All skin types benefit from moisturizing, and it’s important to find the right moisturizer for your skin. However, with combination skin, it can be difficult to strike a balance: how do you hydrate dry cheeks without adding to the oily sheen on your T-Zone? For some, it’s a matter of experimentation.

Many with combination skin type find it best to add two different moisturizers to their beauty routine. Typically, heavier, cream-based moisturizers, like this cream for face redness, are best suited for the dry skin found around the cheeks and jawline. In oily areas, use a lighter, water-based moisturizer to keep your skin supple without adding extra shine.

  • Don’t Forget to Exfoliate

Exfoliation is crucial for all skin types, but those with combination skin can benefit significantly from the right exfoliating products. Exfoliation can help open up and clear out the clogged pores in oily sections of the face, while allowing moisture to penetrate the skin in dry areas. Certain products provide safe chemical exfoliation, or you can use granular scrubs designed to physically scrape off the dead skin cells that can build up in your pores. If your skin is sensitive, be careful not to over-exfoliate and consider using makeup for sensitive skin if you don't already.

Close up of a woman rubbing a scrub on her cheek to exfoliate.

Lifestyle Habits to Help You Treat Combination Skin

  • Exercise: Regular exercise can reduce stress and improve both mental and physical health. Physical fitness routines increase the production of endorphins, helping relax the body and contributing to better sleep. Exercise also improves circulation by increasing blood flow, which carries nutrients and oxygen directly to the skin cells. The better your circulation, the better able your body is to carry away waste products, including free radicals that can wreak havoc on your skin. This is true of every skin type, so make sure you’re getting the physical activity you need to heal your body from the inside out.
  • Wear Sunscreen: Every time you go outdoors, whether it’s the middle of summer or the dead of winter, apply sunscreen. Be sure to use sunscreen of 30 SPF or higher, applying 30 minutes before you leave the house. Why is 30 the magic number? Typically, the higher the SPF, the better the protection; however, this scale has its limits. SPF 15 products block about 94 percent of UVB rays, SPF 30 products block around 97 percent of UVB rays, and SPF 45 blocks around 98 percent of UVB rays. No sunscreen offers 100 percent protection from UVB rays, but you can add protection by wearing protective clothing layers and seeking out shade when outdoors for an extend amount of time.

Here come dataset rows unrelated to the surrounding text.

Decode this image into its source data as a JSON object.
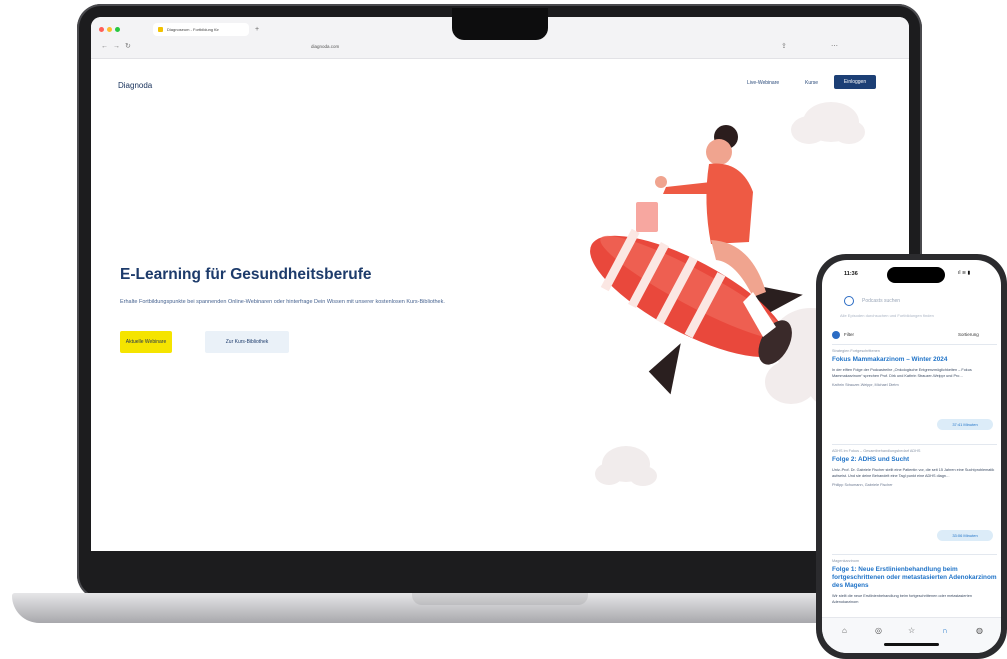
{
  "browser": {
    "tab_title": "Diagnoseum - Fortbildung für",
    "new_tab": "+",
    "address": "diagnoda.com"
  },
  "site": {
    "logo": "Diagnoda",
    "nav": {
      "webinars": "Live-Webinare",
      "kurse": "Kurse",
      "login": "Einloggen"
    },
    "hero": {
      "title": "E-Learning für Gesundheitsberufe",
      "subtitle": "Erhalte Fortbildungspunkte bei spannenden Online-Webinaren oder hinterfrage Dein Wissen mit unserer kostenlosen Kurs-Bibliothek.",
      "cta_primary": "Aktuelle Webinare",
      "cta_secondary": "Zur Kurs-Bibliothek"
    }
  },
  "phone": {
    "time": "11:36",
    "status": "ıl ≋ ▮",
    "search_placeholder": "Podcasts suchen",
    "search_hint": "Alle Episoden durchsuchen und Fortbildungen finden",
    "filter": "Filter",
    "sort": "Sortierung",
    "episodes": [
      {
        "category": "Strategien Fortgeschrittenen",
        "title": "Fokus Mammakarzinom – Winter 2024",
        "description": "In der elften Folge der Podcastreihe „Onkologische Entgrenzmöglichkeiten – Fokus Mammakarzinom“ sprechen Prof. Dirk und Kathrin Strauzer-Weippr und Pro…",
        "authors": "Kathrin Strauzer-Weippr, Michael Dietm",
        "duration": "37:41 Minuten"
      },
      {
        "category": "ADHS im Fokus – Gesamtbehandlungsbedarf ADHS",
        "title": "Folge 2: ADHS und Sucht",
        "description": "Univ.-Prof. Dr. Gabriele Fischer stellt eine Patientin vor, die seit 15 Jahren eine Suchtproblematik aufweist. Und sie deine Behandelt eine Tagl punkt eine ADHS diagn…",
        "authors": "Philipp Schumann, Gabriele Fischer",
        "duration": "33:06 Minuten"
      },
      {
        "category": "Magenkarzinom",
        "title": "Folge 1: Neue Erstlinienbehandlung beim fortgeschrittenen oder metastasierten Adenokarzinom des Magens",
        "description": "Wir stellt die neue Erstlinienbehandlung beim fortgeschrittenen oder metastasierten Adenokarzinom"
      }
    ],
    "tabbar_icons": [
      "home-icon",
      "compass-icon",
      "star-icon",
      "headphones-icon",
      "profile-icon"
    ]
  },
  "colors": {
    "navy": "#1c3f75",
    "yellow": "#f5e400",
    "link_blue": "#2174c8",
    "rocket_red": "#e9483c"
  }
}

Don’t forget to reapply! Put on another layer of sunscreen once every two hours—more often if you’re sweating or swimming.

Woman applying sunscreen to her shoulder.
  • Manage Your Stress: Stress can have a major impact on your health, but does it contribute to skin issues? Yes! While stress itself does not cause acne, it can exacerbate certain pre-existing skin conditions. There have been studies that show a clear link between stress and breakouts; one study observed college students over the course of several months. During exam periods (a time where stress levels rise), breakouts were more common.

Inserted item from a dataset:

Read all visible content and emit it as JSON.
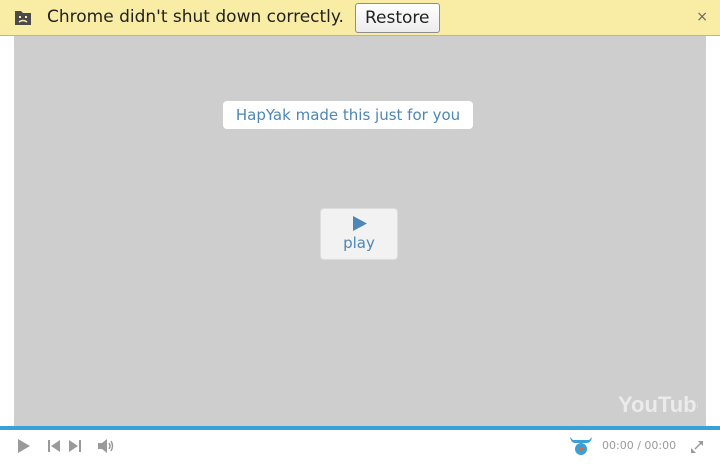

There are plenty of ways to reduce stress. For some, stress is best managed through regular exercise. For others, meditation proves to be the most beneficial technique. One of the most important ways to reduce stress and keep your skin looking its best—no matter who you are—is through adequate rest. Get to bed early, leave your phone and laptop alone, and get the proper shuteye even on the weekends. Your skin will thank you!

Get the radiant skin you want by treating your combination skin with tender, loving care. Use the right skin care products, follow a regular skin care regimen, and incorporate these healthy lifestyle habits into your daily routine for a glowing complexion.